ACTIVITY
Your copy should match the records exactly, apart from the pictures, which stay out.

====================

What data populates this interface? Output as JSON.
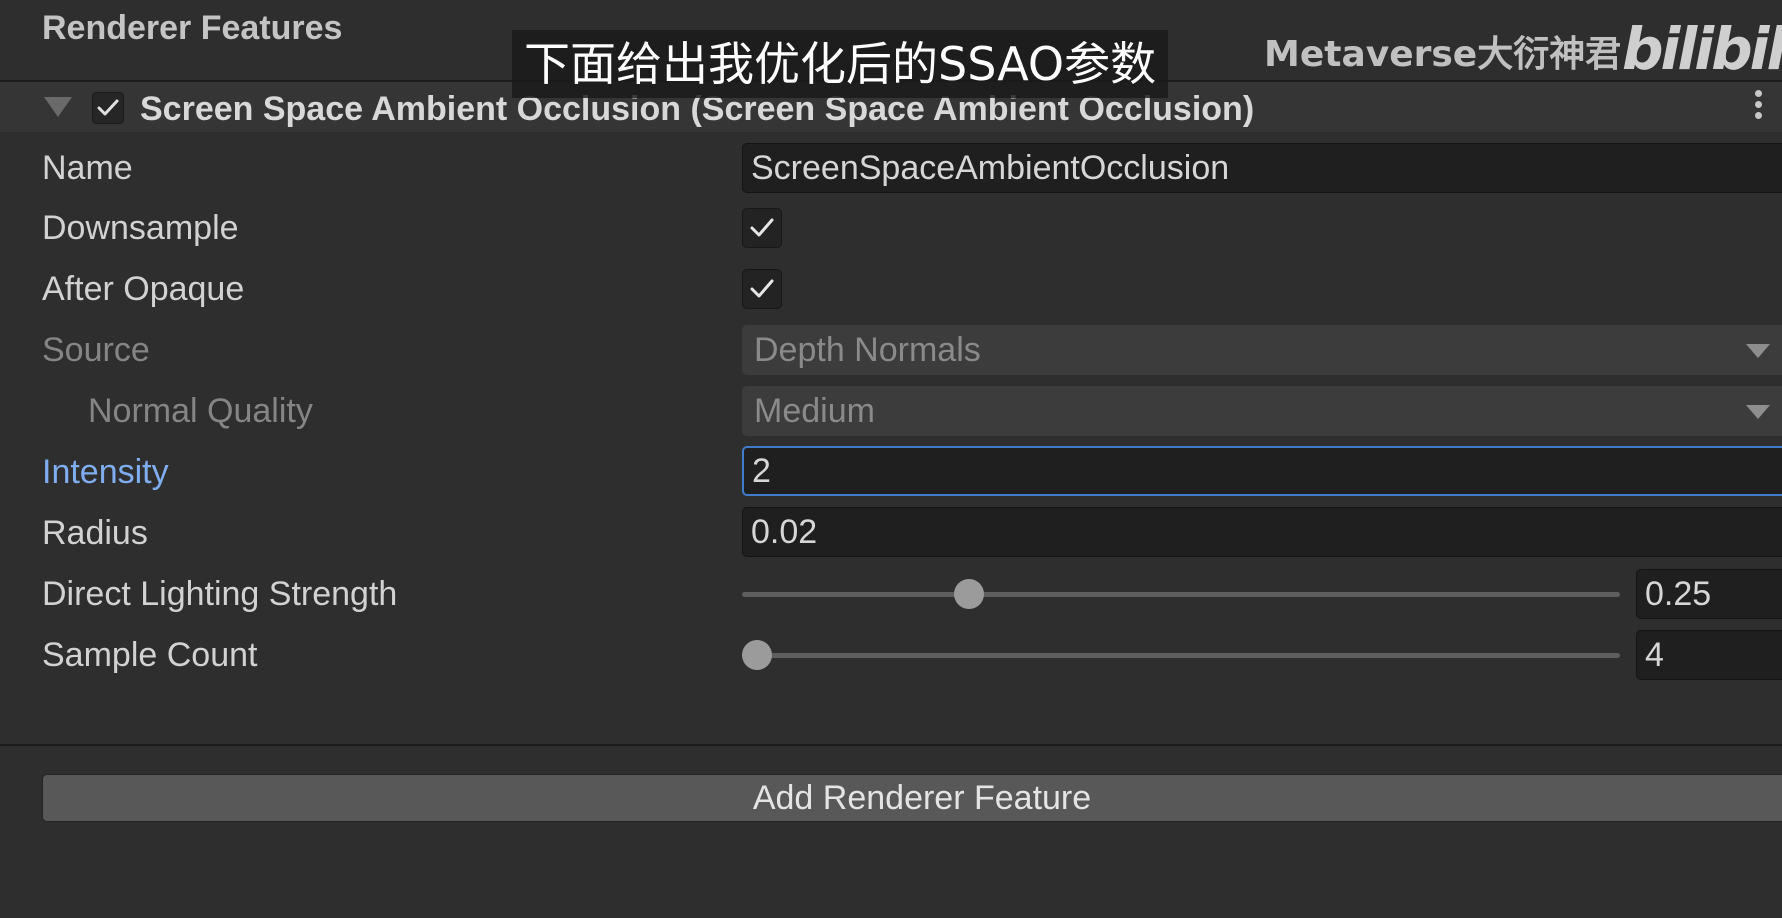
{
  "section": {
    "title": "Renderer Features"
  },
  "subtitle": "下面给出我优化后的SSAO参数",
  "watermark": {
    "text": "Metaverse大衍神君",
    "logo": "bilibili"
  },
  "component": {
    "title": "Screen Space Ambient Occlusion (Screen Space Ambient Occlusion)",
    "enabled": true,
    "expanded": true
  },
  "properties": {
    "name": {
      "label": "Name",
      "value": "ScreenSpaceAmbientOcclusion"
    },
    "downsample": {
      "label": "Downsample",
      "checked": true
    },
    "after_opaque": {
      "label": "After Opaque",
      "checked": true
    },
    "source": {
      "label": "Source",
      "value": "Depth Normals"
    },
    "normal_quality": {
      "label": "Normal Quality",
      "value": "Medium"
    },
    "intensity": {
      "label": "Intensity",
      "value": "2"
    },
    "radius": {
      "label": "Radius",
      "value": "0.02"
    },
    "direct_lighting_strength": {
      "label": "Direct Lighting Strength",
      "value": "0.25",
      "fraction": 0.25
    },
    "sample_count": {
      "label": "Sample Count",
      "value": "4",
      "fraction": 0.0
    }
  },
  "add_button": {
    "label": "Add Renderer Feature"
  },
  "icons": {
    "check": "checkmark-icon",
    "foldout": "foldout-triangle-icon",
    "menu": "kebab-menu-icon",
    "dropdown": "dropdown-caret-icon"
  },
  "colors": {
    "background": "#2e2e2e",
    "focus_label": "#7fadf0",
    "focus_border": "#3f7dc9",
    "field": "#1f1f1f"
  }
}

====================

PROBLEM SOLUTION
What data populates this interface? Output as JSON.
{
  "section": {
    "title": "Renderer Features"
  },
  "subtitle": "下面给出我优化后的SSAO参数",
  "watermark": {
    "text": "Metaverse大衍神君",
    "logo": "bilibili"
  },
  "component": {
    "title": "Screen Space Ambient Occlusion (Screen Space Ambient Occlusion)",
    "enabled": true,
    "expanded": true
  },
  "properties": {
    "name": {
      "label": "Name",
      "value": "ScreenSpaceAmbientOcclusion"
    },
    "downsample": {
      "label": "Downsample",
      "checked": true
    },
    "after_opaque": {
      "label": "After Opaque",
      "checked": true
    },
    "source": {
      "label": "Source",
      "value": "Depth Normals"
    },
    "normal_quality": {
      "label": "Normal Quality",
      "value": "Medium"
    },
    "intensity": {
      "label": "Intensity",
      "value": "2"
    },
    "radius": {
      "label": "Radius",
      "value": "0.02"
    },
    "direct_lighting_strength": {
      "label": "Direct Lighting Strength",
      "value": "0.25",
      "fraction": 0.25
    },
    "sample_count": {
      "label": "Sample Count",
      "value": "4",
      "fraction": 0.0
    }
  },
  "add_button": {
    "label": "Add Renderer Feature"
  },
  "icons": {
    "check": "checkmark-icon",
    "foldout": "foldout-triangle-icon",
    "menu": "kebab-menu-icon",
    "dropdown": "dropdown-caret-icon"
  },
  "colors": {
    "background": "#2e2e2e",
    "focus_label": "#7fadf0",
    "focus_border": "#3f7dc9",
    "field": "#1f1f1f"
  }
}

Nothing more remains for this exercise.